(I’m wondering now if I’ve ever blogged the story of how the words “oh don’t let that stop you.” basically changed my life but not in the way the idiot who said that expected)

On knowing other wheelchair users

On knowing other wheelchair users

Recently I was in a coffee shop waiting for a friend.  I’d gone a bit early to do some writing (which didn’t happen in the end) and as I was queuing for a drink a very vague acquaintance was in the queue in front of me.  They turned and said Hi.

I said hello and asked how they were and we chatted a bit.  Briefly but friendly, but not really involved.  I don’t know this person and I don’t think we have much in common so I guess that’s how that’s going to stay.

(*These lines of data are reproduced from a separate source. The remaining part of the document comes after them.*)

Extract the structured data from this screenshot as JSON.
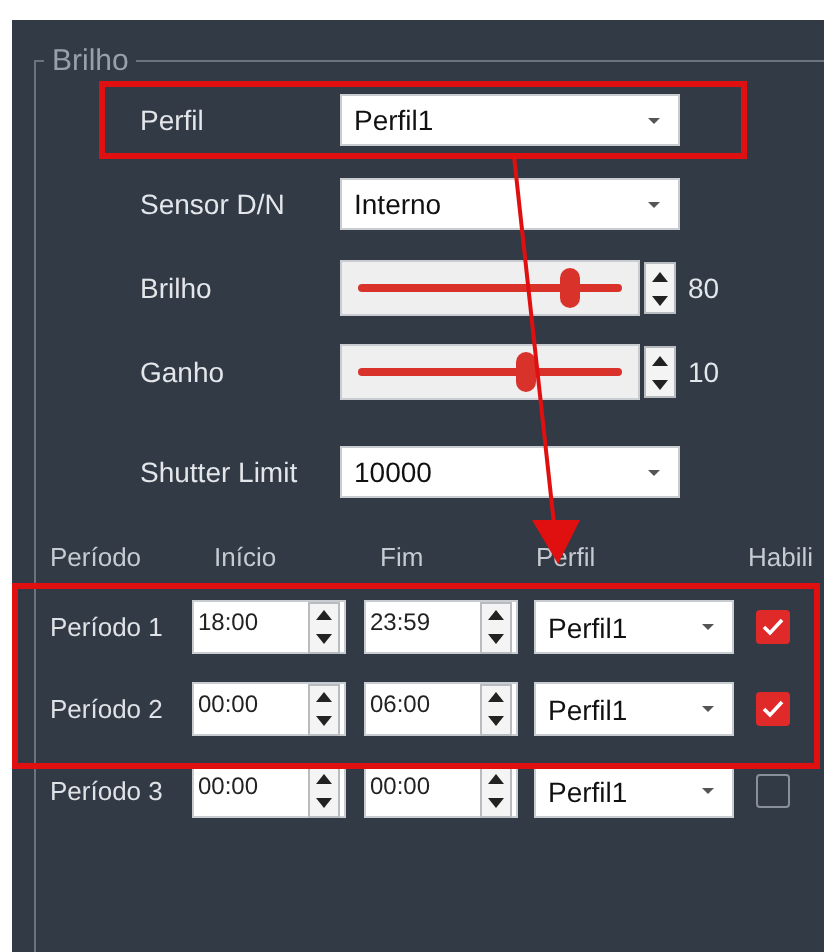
{
  "group": {
    "title": "Brilho"
  },
  "settings": [
    {
      "kind": "dropdown",
      "label": "Perfil",
      "value": "Perfil1"
    },
    {
      "kind": "dropdown",
      "label": "Sensor D/N",
      "value": "Interno"
    },
    {
      "kind": "slider",
      "label": "Brilho",
      "level": 0.8,
      "reading": "80"
    },
    {
      "kind": "slider",
      "label": "Ganho",
      "level": 0.64,
      "reading": "10"
    },
    {
      "kind": "dropdown",
      "label": "Shutter Limit",
      "value": "10000"
    }
  ],
  "schedule": {
    "columns": [
      "Período",
      "Início",
      "Fim",
      "Perfil",
      "Habili"
    ],
    "rows": [
      {
        "name": "Período 1",
        "start": "18:00",
        "end": "23:59",
        "profile": "Perfil1",
        "checked": true
      },
      {
        "name": "Período 2",
        "start": "00:00",
        "end": "06:00",
        "profile": "Perfil1",
        "checked": true
      },
      {
        "name": "Período 3",
        "start": "00:00",
        "end": "00:00",
        "profile": "Perfil1",
        "checked": false
      }
    ]
  }
}
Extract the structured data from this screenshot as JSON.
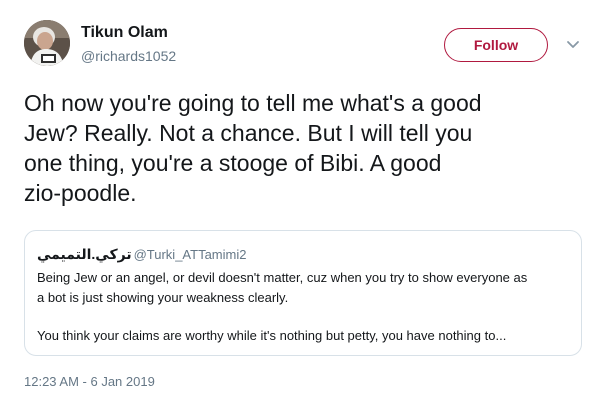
{
  "author": {
    "name": "Tikun Olam",
    "handle": "@richards1052",
    "avatar": "avatar"
  },
  "follow": {
    "label": "Follow",
    "color": "#b0193f"
  },
  "menu": {
    "icon": "chevron-down-icon"
  },
  "tweet": {
    "text": "Oh now you're going to tell me what's a good\nJew?  Really. Not a chance. But I will tell you\none thing,  you're a stooge of Bibi. A good\nzio-poodle."
  },
  "quote": {
    "name": "تركي.التميمي",
    "handle": "@Turki_ATTamimi2",
    "lines": [
      "Being Jew or an angel, or devil doesn't matter, cuz when you try to show everyone as",
      "a bot is just showing your weakness clearly.",
      "You think your claims are worthy while it's nothing but petty, you have nothing to..."
    ]
  },
  "timestamp": "12:23 AM - 6 Jan 2019",
  "colors": {
    "text": "#14171a",
    "secondary": "#657786",
    "border": "#d8e1e8"
  }
}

They then mentioned having seen someone we both know recently who for the purposes of this blog I’ll call Dan.  Dan had recently been in an a bit of an accident from what they were saying.

My acquaintance and I first met at a workshop that was facilitated by a guy called Dan.  So I was sure that was who they were talking about.  I haven’t seen Dan in maybe two months but some of what they were saying about wasn’t adding up.

Until I realised that the Dan they were talking about was obviously a wheelchair user.  And the Dan I thought they were talking about (mutual friend) isn’t a wheelchair user.

I don’t know this Dan who uses a wheelchair.  I know there is a guy called Dan who lives near me who uses a chair.  Because of a very vague connection like his mum lives near a good friend of mine and my friend has done the “nod smile and wave” thing a few times when we’ve been out and he’s wheeled past then turned to me and said “that’s Dan…”

Maybe it’s him and maybe it’s not but if it is I’m not sure I’ve ever spoken to him beyond saying hi if he does when I’m with my friends.  I don’t know anything about him.  He’s not my friend and really I don’t think I could call him an acquaintance either.  I don’t think he’d know me if you said “Emma” to him, or even if you said “Emma in the wheelchair.”

I’m sorry but it really winds me up that just because I’m in a wheelchair people assume I know someone else who is in a wheelchair let alone that I’m friends with them.

I have lots of friends.

Some have disabilities and use wheelchairs

Some have disabilities and don’t use wheelchairs

Some are nondisabled.

In pretty much all the cases of friends who are also disabled I have much more in common with them than the fact we both have a disability even if we originally met through a disability group or sailability or something else disability related.

I don’t automatically have to be best friends forever with someone else who spends their life on wheels.  And don’t fucking other me by assuming that I do.

In fact earlier this week I had a dealing with another wheelie and I thought “sooner I don’t have to deal with you any more the better” because they were horrible to someone I really care about.

All my acquaintance had to do was start this conversation with “so do you know Dan?” and it would have been completely different.  Because not only would they have known from the word go that I don’t know Dan (something I never mentioned because I didn’t want to prolong the conversation when it got to the nature both got our drinks stopping point) but I wouldn’t have been confused.

And hopefully I wouldn’t have been told the (luckily not very personal) details of the very bizarre sounding accident of this wheelchair user called Dan who I don’t know but may or may not be the one whose mum lives near my friend.  And who might not have wanted a complete stranger told about his wheelchair breaking accident.

I wouldn’t have done.